**Task to carry out:**
Please say how many lines below include the word "Base", with nothing beyond the number.

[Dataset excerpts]
━━━━━━━━━━━━━━━━━━━━━━━━━━━━━━
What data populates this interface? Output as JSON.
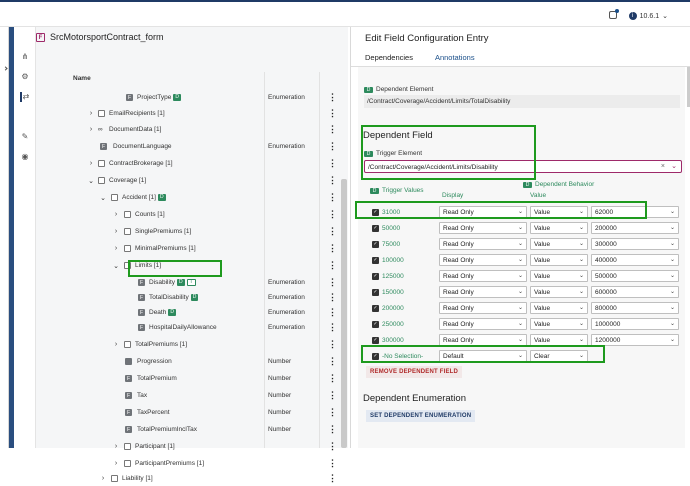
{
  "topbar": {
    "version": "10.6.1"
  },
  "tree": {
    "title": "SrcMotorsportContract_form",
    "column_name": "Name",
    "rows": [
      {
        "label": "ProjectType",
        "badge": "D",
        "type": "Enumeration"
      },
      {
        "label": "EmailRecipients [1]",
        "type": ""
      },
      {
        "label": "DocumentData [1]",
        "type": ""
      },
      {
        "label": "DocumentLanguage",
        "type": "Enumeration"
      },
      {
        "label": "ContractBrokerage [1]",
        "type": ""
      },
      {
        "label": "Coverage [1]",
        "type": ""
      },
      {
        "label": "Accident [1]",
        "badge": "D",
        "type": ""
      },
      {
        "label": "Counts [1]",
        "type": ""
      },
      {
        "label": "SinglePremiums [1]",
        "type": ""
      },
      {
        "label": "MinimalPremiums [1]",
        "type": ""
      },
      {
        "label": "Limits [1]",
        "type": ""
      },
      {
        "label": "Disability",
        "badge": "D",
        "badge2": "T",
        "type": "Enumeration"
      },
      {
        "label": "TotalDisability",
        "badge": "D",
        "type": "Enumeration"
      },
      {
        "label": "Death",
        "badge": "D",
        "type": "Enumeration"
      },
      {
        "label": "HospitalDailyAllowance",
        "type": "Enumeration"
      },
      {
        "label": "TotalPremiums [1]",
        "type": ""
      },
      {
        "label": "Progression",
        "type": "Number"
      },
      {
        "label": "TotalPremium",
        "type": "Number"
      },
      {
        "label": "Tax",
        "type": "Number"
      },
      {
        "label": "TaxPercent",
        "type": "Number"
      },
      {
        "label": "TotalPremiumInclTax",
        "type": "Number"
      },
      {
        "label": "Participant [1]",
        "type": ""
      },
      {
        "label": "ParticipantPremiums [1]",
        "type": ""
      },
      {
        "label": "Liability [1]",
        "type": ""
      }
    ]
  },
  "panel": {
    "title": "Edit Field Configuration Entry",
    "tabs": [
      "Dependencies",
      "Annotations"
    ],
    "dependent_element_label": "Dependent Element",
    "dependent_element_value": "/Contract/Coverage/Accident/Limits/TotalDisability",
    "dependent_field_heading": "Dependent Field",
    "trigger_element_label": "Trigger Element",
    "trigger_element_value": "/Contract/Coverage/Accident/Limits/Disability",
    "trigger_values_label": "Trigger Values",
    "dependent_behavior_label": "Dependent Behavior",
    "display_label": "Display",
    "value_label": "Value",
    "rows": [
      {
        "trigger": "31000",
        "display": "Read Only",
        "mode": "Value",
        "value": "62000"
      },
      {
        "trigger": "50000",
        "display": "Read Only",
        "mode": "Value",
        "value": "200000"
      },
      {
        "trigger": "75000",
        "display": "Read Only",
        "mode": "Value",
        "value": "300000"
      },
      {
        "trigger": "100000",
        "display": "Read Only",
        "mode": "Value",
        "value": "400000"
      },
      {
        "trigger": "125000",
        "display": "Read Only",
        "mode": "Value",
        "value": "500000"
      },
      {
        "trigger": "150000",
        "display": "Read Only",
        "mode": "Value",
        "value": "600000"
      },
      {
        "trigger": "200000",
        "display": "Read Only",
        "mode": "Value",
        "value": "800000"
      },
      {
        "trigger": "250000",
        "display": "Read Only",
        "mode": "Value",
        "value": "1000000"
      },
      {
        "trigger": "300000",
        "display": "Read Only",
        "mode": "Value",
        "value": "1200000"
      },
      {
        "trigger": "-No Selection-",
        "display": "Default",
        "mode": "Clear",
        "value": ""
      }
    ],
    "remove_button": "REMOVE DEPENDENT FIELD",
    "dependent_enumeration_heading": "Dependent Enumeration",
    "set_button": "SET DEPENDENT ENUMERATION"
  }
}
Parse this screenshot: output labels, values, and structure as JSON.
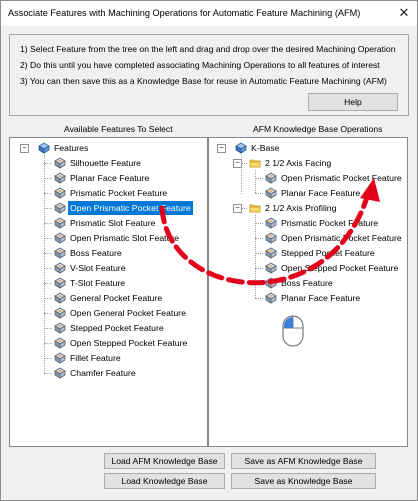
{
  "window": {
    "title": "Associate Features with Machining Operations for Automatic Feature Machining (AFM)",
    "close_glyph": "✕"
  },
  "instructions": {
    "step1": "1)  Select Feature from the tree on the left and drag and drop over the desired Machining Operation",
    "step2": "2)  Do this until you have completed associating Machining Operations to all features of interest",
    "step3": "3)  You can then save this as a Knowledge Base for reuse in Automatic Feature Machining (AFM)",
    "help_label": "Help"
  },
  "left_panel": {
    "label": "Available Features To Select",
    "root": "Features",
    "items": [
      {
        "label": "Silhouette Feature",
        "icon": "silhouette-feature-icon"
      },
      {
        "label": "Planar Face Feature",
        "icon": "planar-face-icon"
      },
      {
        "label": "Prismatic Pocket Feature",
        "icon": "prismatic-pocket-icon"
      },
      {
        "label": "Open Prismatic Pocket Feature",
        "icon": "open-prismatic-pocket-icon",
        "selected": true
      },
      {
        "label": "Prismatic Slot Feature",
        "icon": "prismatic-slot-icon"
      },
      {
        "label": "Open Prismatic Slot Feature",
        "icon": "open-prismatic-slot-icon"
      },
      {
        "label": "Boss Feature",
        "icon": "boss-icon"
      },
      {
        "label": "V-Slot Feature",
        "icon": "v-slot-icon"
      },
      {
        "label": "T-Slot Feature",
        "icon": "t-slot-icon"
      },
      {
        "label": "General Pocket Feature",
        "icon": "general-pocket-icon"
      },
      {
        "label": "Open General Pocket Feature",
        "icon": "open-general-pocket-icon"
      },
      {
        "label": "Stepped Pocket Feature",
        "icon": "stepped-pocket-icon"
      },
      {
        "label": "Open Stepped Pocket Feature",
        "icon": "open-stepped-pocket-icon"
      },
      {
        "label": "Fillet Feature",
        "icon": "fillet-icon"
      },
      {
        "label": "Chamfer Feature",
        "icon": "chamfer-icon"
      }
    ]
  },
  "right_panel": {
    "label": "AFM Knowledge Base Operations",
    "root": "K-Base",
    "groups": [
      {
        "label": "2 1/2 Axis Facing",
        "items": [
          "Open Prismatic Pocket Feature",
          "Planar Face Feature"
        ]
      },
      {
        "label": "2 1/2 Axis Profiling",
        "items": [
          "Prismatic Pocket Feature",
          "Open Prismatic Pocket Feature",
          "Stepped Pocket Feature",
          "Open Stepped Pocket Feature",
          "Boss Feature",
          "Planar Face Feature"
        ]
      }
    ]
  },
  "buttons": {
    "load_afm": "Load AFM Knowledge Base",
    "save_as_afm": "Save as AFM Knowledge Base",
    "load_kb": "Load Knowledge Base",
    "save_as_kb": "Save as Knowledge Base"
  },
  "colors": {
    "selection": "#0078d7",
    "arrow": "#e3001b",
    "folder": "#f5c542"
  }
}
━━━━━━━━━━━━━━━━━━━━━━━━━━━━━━
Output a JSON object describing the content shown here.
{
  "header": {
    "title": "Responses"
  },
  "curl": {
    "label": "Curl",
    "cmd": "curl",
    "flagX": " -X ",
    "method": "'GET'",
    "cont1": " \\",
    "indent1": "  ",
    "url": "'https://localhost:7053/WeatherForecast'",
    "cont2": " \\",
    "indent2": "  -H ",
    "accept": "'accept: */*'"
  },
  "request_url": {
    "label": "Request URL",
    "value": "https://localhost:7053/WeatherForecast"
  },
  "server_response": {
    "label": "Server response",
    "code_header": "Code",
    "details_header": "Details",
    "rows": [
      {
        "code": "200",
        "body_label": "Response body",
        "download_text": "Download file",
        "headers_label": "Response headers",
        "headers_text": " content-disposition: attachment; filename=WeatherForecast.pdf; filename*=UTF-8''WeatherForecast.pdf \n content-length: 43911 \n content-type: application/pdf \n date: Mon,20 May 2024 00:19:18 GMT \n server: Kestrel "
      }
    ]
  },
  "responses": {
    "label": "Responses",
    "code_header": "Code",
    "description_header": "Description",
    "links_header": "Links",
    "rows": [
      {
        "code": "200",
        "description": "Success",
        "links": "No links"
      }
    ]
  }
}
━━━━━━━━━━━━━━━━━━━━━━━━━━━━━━
**Solved exercise:**
7